Kallis proposes to create a clean energy precinct on the Moolawatana cattle station around 50km north of Petratherm’s Paralana geothermal prospect, and just over 200km from Olympic Dam. The plan calls for an initial 300MW of capacity – mostly gas sourcing fuel from the passing Moomba-Adelaide gas pipeline, and wind – and have that ready by 2016, around the time Olympic Dam would need it. The wind resource is not officially documented, but the cattle station’s name comes from the local indigenous word for “windy place", so Kallis expects that should not be a problem.
The idea is then to add another 300MW or so of geothermal and solar energy as those technologies mature by the end of the decade, and around the time Olympic Dam would be contemplating its next stage of expansion. The mixture of those four energy sources should provide the miner with the confidence of a secure supply. Kallis says they will be able to deliver attractive hybrid products that lower electricity costs and improve reliability, while also reducing carbon emissions.

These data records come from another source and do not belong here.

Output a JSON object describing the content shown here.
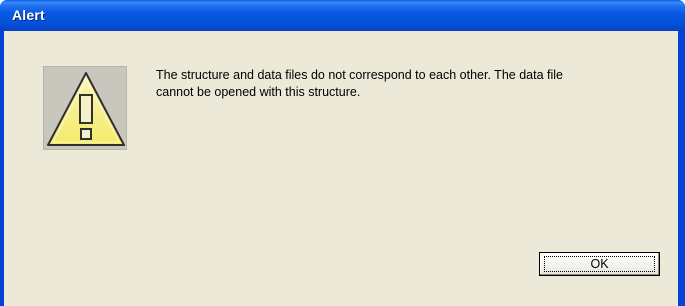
{
  "window": {
    "title": "Alert"
  },
  "dialog": {
    "icon": "warning-icon",
    "message_lines": [
      "The structure and data files do not correspond to each other. The data file",
      "cannot be opened with this structure."
    ],
    "ok_label": "OK"
  },
  "colors": {
    "titlebar": "#0658e2",
    "frame": "#0842d4",
    "client_background": "#ece9d8",
    "warning_fill": "#f7f08a",
    "warning_outline": "#2f2f2f"
  }
}
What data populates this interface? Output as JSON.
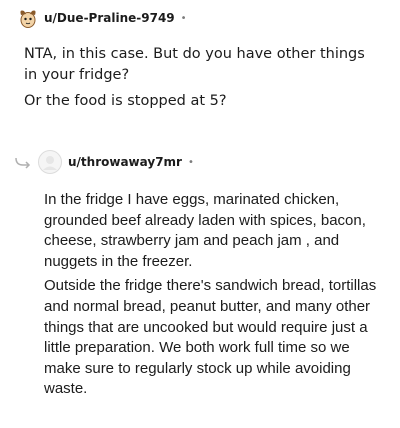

Kallis has aligned himself with some unnamed parties – presumably gas, transmission and technology people – and plans to open formal talks with BHP with the view to obtaining a power purchase agreement. Failing that, they will talk to the local utility. Petratherm is, of course, in no position to fund this project, but as it has done by bringing in TruEnergy and Beach Petroleum to partner in its geothermal development, Kallis anticipates there will be no shortage of potential partners.
Of course, Kallis is not the only one to dream of creating a new energy precinct based around the needs of a large mining operation. The so-called “green grid" proposal to unlock huge wind resources in South Australia’s Eyre Peninsula is still awaiting the opportunity to proceed and will rely mostly on an upgraded connection to the eastern seaboard and the Copperstring project in Queensland, a project that was noisily supported by local member Bob Katter and hoped to link Townsville and Mt Isa and open up a string of renewable energy plays in wind, solar and biomass along the way.
However, such was the length of the transmission line that the fate of Cooperstring rested on the support of a single end user in Mt Isa, in this case Xstrata. Despite support from the Queensland state government, the Swiss-based Xstrata board plumped for the easy, not necessarily cheaper, option of a gas fired power station, and Copperstring is now dead. BHP, at least, is alert to the options, and as the country's biggest company with the world's biggest mine, would be aware of strong signal it would send to the broader economy.